Jay Clayton, the former US Securities and Exchange Commission chair, will become non-executive chair, a role that Apollo had previously indicated that Black intended to keep.
Apollo co-founder Marc Rowan will take over as chief executive immediately.
Since he was designated Black’s successor in January, Rowan has been stamping his mark on the investment group. Earlier this month Apollo said it would merge with Athene Holding, the insurance company that he helped create in 2009 and which has become Apollo’s biggest client.
The deal creates a heavyweight institution with more than $200bn in assets, which will more closely resemble a national bank than a Wall Street investment partnership.
Black’s departure follows intense scrutiny of his personal business activities, including his employment of Epstein to handle art transactions and give tax advice that the billionaire estimated may have provided as much as $2bn in benefits.
“The relentless public attention and media scrutiny . . . have taken a toll on my health and have caused me to wish to take some time away from the public spotlight,” Black wrote in an email to Apollo staff on Sunday.

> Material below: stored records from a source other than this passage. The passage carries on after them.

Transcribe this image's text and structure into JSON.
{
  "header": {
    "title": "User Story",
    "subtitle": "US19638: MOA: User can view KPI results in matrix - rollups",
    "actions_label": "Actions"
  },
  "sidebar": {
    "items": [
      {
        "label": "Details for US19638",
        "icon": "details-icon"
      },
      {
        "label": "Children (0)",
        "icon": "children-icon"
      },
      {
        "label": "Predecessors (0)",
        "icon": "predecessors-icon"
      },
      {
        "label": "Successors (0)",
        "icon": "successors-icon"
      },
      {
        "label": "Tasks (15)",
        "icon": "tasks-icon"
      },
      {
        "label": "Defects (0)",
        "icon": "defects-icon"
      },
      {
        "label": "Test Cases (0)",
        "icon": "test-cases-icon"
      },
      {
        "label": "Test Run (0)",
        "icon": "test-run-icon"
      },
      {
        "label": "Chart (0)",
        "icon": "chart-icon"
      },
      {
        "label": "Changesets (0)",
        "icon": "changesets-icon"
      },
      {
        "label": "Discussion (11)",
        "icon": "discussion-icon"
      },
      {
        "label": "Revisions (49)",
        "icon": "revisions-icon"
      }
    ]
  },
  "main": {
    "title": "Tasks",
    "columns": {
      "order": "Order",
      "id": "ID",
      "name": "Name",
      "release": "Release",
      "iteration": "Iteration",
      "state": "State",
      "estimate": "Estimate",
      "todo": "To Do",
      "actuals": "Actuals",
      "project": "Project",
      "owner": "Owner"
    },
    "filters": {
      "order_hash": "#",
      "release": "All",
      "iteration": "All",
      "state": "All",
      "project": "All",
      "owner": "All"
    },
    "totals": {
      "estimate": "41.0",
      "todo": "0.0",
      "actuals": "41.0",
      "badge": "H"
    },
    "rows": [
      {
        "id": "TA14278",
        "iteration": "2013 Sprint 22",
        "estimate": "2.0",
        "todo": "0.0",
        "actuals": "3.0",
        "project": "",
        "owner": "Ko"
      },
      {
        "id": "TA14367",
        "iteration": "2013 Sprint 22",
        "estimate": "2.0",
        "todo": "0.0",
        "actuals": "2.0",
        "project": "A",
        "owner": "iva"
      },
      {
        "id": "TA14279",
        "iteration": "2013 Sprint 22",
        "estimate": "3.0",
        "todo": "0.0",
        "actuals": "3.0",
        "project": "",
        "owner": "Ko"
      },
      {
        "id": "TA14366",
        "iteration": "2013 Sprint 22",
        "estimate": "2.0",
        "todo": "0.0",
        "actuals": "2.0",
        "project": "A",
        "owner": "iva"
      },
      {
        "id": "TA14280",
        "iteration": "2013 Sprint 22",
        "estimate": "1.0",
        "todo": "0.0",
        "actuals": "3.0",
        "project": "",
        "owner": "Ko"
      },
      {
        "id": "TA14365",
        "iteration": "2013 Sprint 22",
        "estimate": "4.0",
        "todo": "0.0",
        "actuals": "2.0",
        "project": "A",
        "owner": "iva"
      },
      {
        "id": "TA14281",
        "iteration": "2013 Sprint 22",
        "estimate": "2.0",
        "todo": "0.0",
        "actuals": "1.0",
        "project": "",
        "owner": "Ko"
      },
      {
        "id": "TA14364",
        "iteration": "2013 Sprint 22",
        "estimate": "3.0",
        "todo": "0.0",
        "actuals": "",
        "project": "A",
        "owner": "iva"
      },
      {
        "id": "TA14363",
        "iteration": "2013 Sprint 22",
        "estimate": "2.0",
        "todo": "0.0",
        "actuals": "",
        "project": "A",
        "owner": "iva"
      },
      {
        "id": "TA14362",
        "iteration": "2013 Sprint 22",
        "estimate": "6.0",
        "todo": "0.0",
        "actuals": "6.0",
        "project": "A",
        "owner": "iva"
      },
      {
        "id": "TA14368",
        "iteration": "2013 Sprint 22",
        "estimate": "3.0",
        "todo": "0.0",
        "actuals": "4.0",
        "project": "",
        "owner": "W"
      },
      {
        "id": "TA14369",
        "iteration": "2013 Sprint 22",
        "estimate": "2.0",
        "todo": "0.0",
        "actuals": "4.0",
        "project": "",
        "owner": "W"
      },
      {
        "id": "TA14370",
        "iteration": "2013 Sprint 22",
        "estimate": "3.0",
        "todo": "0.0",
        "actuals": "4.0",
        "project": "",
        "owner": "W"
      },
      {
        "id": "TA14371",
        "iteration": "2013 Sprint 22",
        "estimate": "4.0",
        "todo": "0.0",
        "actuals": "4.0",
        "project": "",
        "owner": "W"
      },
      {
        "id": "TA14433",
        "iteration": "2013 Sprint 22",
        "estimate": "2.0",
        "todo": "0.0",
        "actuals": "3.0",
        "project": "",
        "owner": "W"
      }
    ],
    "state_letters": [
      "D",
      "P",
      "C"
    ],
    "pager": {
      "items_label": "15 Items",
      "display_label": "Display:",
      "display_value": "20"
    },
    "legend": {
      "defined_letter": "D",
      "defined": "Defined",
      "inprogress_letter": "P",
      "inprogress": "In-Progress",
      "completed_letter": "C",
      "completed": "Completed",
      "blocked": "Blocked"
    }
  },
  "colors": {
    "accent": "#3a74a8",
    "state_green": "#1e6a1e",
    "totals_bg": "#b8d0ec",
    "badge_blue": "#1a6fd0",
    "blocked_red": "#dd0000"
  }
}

The Apollo co-founder paid $158m to Epstein over a five-year period ending in 2017, according to a report by law firm Dechert, which the investment firm made public in January. The report found no evidence that Black was involved in any criminal activity or had any knowledge of allegations that Epstein was running an international sex trafficking ring.
Black’s abrupt departure from Apollo’s leadership underscores how his presence in public life has grown increasingly uneasy, despite expressions of regret for his financial relationship with Epstein and pledges to donate $200m to initiatives that “protect and empower women”.
In February, a UN official told the Financial Times that the Dechert report was “not enough” to remove the company from its pension fund’s “watch list” of investments that require extra scrutiny.
While his grip on his investment empire loosened, Black has shown no sign of stepping away from philanthropic engagements. He is chair of New York’s Museum of Modern Art, and has sometimes lent the museum artworks by Pablo Picasso and Edvard Munch from his personal collection.
Even as he announced his resignation from Apollo’s executive committee on Sunday, Black signalled that his departure might be temporary.
“I will remain Apollo’s single largest shareholder and its biggest supporter,” he wrote to Apollo staff on Sunday, adding: “I hope to return at some point.”